However, the existence of a molten ocean came into doubt with a 2017 study, which showed that some auroras we can see in Io’s atmosphere would have been damped out by an underground ocean. In other words, we can only see the auroras because the moon likely has no molten ocean, the study concluded.
Explosive mysteries – Io: Facts about Jupiter’s Volcanic Moon | Space.com

What is observable seems to be Electric Universe processes. There are natural electrical transformers and transmutation of electrochemical elements. There is your energy. Perhaps Io’s elongated orbit makes it even more potentially different to those other Galilean moons?

Jupiter’s Magnetosphere comet planet

No volcanic vents were found. Instead, the plumes move across Io, as illustrated by the Prometheus hot spot that moved more than 80 kilometers since it was first seen by Voyager 2. The volcanic plumes also emit ultraviolet light, characteristic of electric arcs.

Electric discharges can accelerate material to high velocity, producing uniform trajectories that then “fall out” at a uniform distance. This explains why there are rings around the various caldera.

Cathode erosion of Io also provides a reason why the plumes seen highlighted against the black of space possess a filamentary structure, reminiscent of Birkeland currents, discussed many times in these pages.
The Io Plasma Torus | Thunderbolts

Even just surface electric discharge effects and Io’s internal spaces are not heated in the way they predict?

Jupiter radio frequencies

In the visible spectrum, Jupiter is a bright, star-like point in the night sky. Viewing it with the naked eye, it would be easy to confuse it with a star except for the fact that it doesn’t twinkle. At radio frequencies Jupiter appears very different. It doesn’t have a simple round shape, for example, and it is extraordinarily bright. So bright that it can outshine the Sun at some radio frequencies.

Much of this radio power is driven by Jupiter’s moon, Io. Tidal forces on Io due to Jupiter’s gravitational field cause the moon to be extraordinarily active geologically. Volcanic activity on Io throws material away from the moon, which tends to spread around Jupiter in a region known as the Io torus. This forms a plasma ring around the planet, through which Io orbits.

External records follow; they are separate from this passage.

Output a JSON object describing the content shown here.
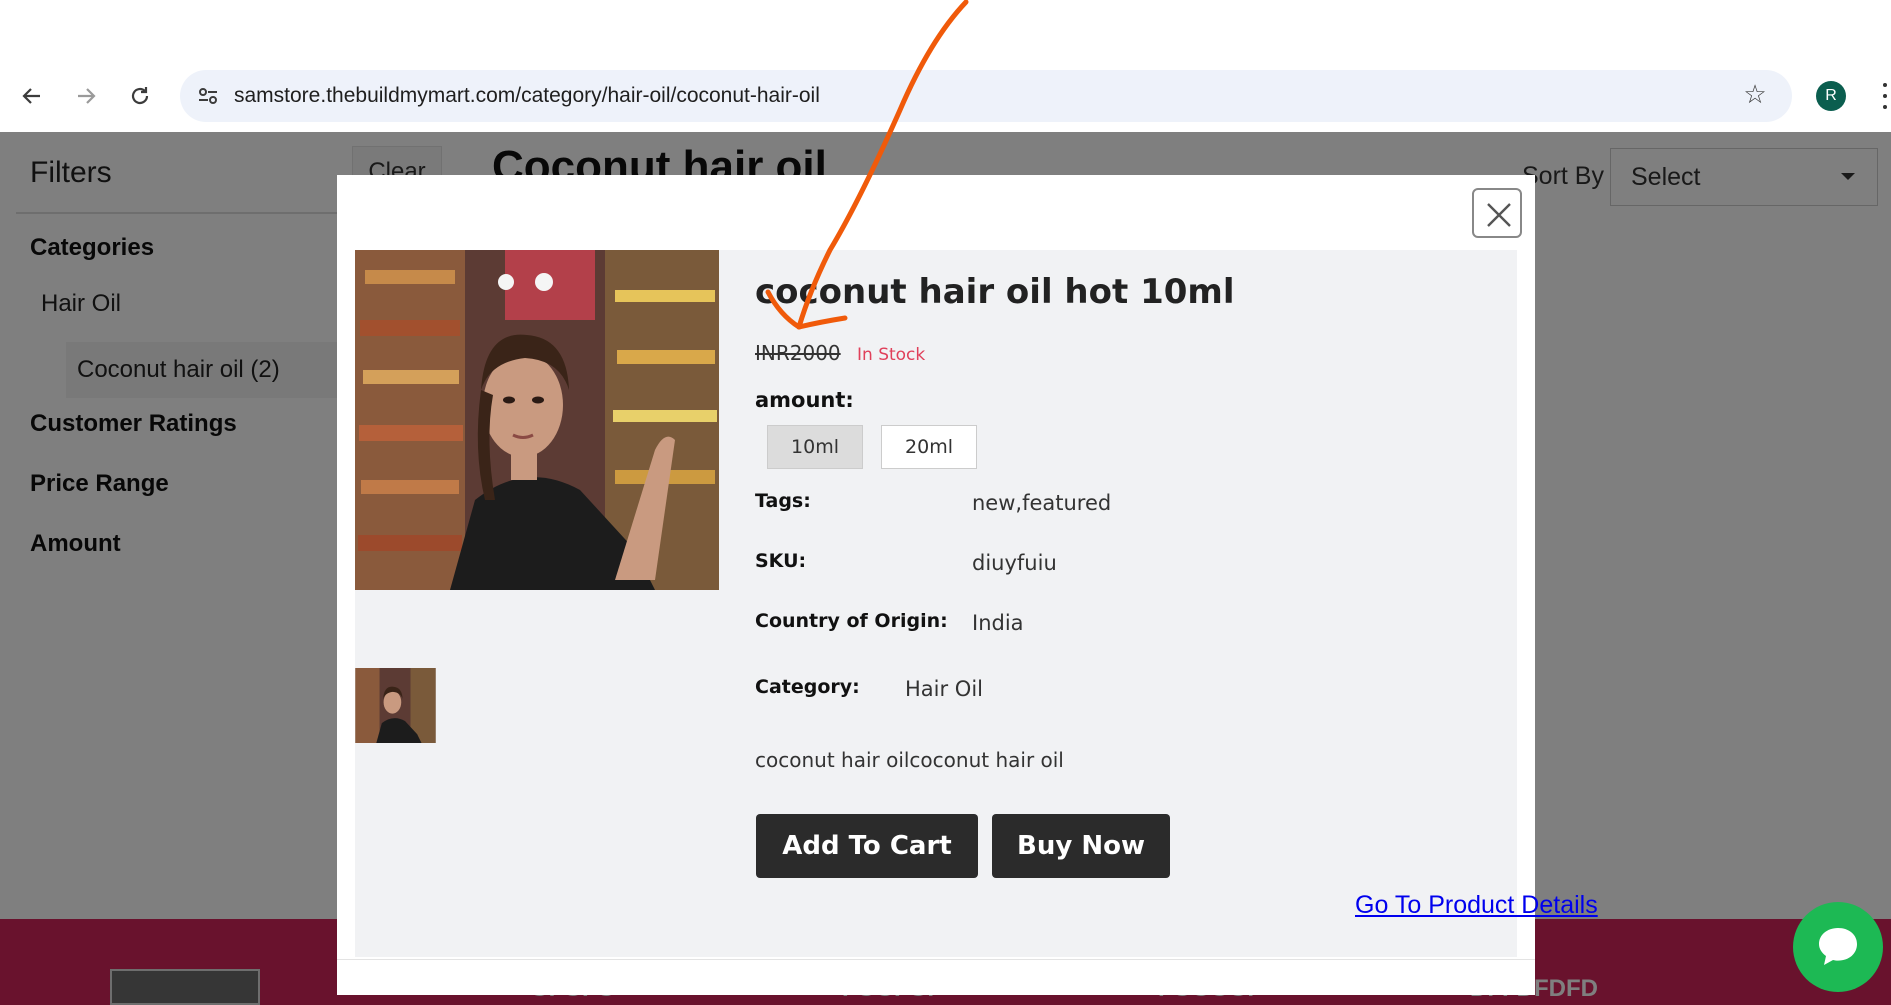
{
  "browser": {
    "url": "samstore.thebuildmymart.com/category/hair-oil/coconut-hair-oil",
    "profile_initial": "R"
  },
  "page": {
    "filters_title": "Filters",
    "clear_label": "Clear",
    "heading": "Coconut hair oil",
    "categories_label": "Categories",
    "category_item": "Hair Oil",
    "subcategory_item": "Coconut hair oil (2)",
    "customer_ratings_label": "Customer Ratings",
    "price_range_label": "Price Range",
    "amount_label": "Amount",
    "sort_by_label": "Sort By",
    "sort_select_value": "Select",
    "footer_items": [
      "GFGFG",
      "FGGFGF",
      "FGGGGF",
      "DFFDFDFD"
    ]
  },
  "modal": {
    "title": "coconut hair oil hot 10ml",
    "price": "INR2000",
    "stock_status": "In Stock",
    "amount_label": "amount:",
    "amount_options": [
      {
        "label": "10ml",
        "selected": true
      },
      {
        "label": "20ml",
        "selected": false
      }
    ],
    "tags_label": "Tags:",
    "tags_value": "new,featured",
    "sku_label": "SKU:",
    "sku_value": "diuyfuiu",
    "origin_label": "Country of Origin:",
    "origin_value": "India",
    "category_label": "Category:",
    "category_value": "Hair Oil",
    "description": "coconut hair oilcoconut hair oil",
    "add_to_cart_label": "Add To Cart",
    "buy_now_label": "Buy Now",
    "details_link": "Go To Product Details"
  },
  "colors": {
    "annotation_arrow": "#f05a0a",
    "footer": "#d3255a",
    "stock": "#e0405a",
    "chat": "#1db954"
  }
}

As Io moves through the plasma torus, it generates a strong electric current between Io and Jupiter. This current is twisted by the rotation of Jupiter, causing a spike in radio intensity about every 10 hours. The radio brightness of Jupiter isn’t a perfect cycle, though, and can vary due to other factors such as solar activity.
Looking at Jupiter’s radio frequencies | Phys.org

The Doctrine Uniform of Itarianism

Uniformitarianism, also known as the Doctrine of Uniformity or the Uniformitarian Principle, is the assumption that the same natural laws and processes that operate in our present-day scientific observations have always operated in the universe in the past and apply everywhere in the universe.

It refers to invariance in the metaphysical principles underpinning science, such as the constancy of cause and effect throughout space-time, but has also been used to describe spatiotemporal invariance of physical laws.

Though an unprovable postulate that cannot be verified using the scientific method, some consider that uniformitarianism should be a required first principle in scientific research.

Other scientists disagree and consider that nature is not absolutely uniform, even though it does exhibit certain regularities.
Uniformitarianism | Wikipedia

Electric Magnetosphere of Ganymede

Magnetosphere of Ganymede based on model of Xianzhe Jia, with location of auroral emissions (in blue).
Magnetospheres of the outer planets Group | University of Colorado Boulder

Ignoring when nature proudly displays its awesome plasma torus, magnetospheres, plasmaspheres of Jupiter, Callisto Io, Europa, Ganymede.